YOUR OBJECTIVE
Only lines holding "Добавить" are needed; copy each of them from the data below.

SUPPLIED DATA START

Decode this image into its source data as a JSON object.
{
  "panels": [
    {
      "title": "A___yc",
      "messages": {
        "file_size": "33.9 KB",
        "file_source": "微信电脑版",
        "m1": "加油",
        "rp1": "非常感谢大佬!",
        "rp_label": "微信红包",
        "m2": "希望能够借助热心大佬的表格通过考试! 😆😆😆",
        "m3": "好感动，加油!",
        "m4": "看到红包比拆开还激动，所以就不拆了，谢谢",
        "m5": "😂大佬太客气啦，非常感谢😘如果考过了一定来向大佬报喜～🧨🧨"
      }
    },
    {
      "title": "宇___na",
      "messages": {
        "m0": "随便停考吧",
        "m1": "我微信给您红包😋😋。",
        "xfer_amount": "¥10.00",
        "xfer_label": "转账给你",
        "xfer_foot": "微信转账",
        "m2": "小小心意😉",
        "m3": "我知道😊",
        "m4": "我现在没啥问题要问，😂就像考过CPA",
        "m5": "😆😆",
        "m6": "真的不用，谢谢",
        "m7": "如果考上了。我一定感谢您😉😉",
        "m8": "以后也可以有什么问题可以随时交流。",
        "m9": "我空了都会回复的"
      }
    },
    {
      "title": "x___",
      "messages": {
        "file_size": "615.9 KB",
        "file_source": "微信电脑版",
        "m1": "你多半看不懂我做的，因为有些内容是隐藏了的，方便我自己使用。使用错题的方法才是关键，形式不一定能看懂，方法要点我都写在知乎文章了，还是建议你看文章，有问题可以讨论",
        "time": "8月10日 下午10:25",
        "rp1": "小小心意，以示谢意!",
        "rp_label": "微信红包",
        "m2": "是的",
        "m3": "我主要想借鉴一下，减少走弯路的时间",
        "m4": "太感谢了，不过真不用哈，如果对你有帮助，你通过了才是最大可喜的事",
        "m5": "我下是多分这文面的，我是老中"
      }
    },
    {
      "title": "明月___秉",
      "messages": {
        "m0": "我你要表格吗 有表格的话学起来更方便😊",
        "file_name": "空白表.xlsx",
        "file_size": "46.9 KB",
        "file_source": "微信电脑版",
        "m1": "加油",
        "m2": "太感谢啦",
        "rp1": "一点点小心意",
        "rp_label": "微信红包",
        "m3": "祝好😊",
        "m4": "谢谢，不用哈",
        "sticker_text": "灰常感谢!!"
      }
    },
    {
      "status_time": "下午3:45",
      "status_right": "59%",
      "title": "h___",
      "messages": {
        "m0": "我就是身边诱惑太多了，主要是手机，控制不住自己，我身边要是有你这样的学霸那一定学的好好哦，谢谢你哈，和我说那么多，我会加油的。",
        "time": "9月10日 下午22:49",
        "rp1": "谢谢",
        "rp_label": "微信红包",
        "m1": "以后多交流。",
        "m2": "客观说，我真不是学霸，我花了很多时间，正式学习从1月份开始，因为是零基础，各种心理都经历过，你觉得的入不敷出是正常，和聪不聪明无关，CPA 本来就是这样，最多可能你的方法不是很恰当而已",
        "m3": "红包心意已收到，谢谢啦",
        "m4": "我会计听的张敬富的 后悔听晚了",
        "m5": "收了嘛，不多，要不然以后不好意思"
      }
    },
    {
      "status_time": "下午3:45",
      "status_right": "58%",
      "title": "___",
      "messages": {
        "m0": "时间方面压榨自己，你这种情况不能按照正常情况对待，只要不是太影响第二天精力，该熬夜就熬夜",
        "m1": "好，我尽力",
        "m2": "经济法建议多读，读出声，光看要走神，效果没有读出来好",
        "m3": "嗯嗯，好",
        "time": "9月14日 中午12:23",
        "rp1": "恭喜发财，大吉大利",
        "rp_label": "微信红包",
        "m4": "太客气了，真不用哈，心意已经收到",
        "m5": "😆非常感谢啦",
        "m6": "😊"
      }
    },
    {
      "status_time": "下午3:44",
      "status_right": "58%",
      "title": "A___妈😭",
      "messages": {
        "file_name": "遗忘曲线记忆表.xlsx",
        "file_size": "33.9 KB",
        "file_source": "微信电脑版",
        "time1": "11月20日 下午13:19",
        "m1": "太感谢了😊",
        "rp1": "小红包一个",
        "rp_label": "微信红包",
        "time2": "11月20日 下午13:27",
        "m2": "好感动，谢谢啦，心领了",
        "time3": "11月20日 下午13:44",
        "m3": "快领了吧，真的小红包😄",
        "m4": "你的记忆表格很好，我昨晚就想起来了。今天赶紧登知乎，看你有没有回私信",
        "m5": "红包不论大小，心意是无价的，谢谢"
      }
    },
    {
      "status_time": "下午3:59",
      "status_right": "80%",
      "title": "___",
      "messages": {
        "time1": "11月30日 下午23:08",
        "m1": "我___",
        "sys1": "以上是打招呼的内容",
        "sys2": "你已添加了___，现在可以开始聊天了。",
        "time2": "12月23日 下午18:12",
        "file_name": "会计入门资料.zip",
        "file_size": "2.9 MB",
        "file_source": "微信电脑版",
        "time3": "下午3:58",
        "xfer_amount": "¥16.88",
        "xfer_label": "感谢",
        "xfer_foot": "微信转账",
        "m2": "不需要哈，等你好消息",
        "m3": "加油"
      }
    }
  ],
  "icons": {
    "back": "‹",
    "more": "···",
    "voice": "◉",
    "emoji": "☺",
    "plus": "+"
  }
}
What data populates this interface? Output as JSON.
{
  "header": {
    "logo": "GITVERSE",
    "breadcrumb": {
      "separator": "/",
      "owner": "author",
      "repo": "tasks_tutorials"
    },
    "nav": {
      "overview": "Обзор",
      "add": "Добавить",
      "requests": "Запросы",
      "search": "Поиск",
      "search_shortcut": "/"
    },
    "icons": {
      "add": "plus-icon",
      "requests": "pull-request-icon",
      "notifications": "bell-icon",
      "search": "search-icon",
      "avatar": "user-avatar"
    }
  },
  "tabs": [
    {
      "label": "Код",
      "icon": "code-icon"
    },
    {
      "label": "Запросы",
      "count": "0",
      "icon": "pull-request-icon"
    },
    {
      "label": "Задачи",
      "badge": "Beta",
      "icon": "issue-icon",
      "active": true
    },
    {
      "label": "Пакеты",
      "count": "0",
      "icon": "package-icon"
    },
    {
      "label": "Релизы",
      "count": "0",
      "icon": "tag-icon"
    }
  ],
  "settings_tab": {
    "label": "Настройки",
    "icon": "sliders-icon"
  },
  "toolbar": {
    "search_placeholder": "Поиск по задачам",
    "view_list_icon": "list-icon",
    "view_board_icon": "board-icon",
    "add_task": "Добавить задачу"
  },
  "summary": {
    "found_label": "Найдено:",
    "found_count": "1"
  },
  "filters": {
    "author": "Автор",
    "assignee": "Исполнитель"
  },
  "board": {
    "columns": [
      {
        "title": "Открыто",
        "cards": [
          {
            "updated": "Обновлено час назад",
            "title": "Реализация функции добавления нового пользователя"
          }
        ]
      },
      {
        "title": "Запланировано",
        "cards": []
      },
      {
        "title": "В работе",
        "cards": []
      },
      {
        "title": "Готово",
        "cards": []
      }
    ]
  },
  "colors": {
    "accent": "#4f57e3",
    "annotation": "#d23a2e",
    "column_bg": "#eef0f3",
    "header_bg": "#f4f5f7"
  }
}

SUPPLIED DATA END

EXERCISE ANSWER
      "add": "Добавить",
    "add_task": "Добавить задачу"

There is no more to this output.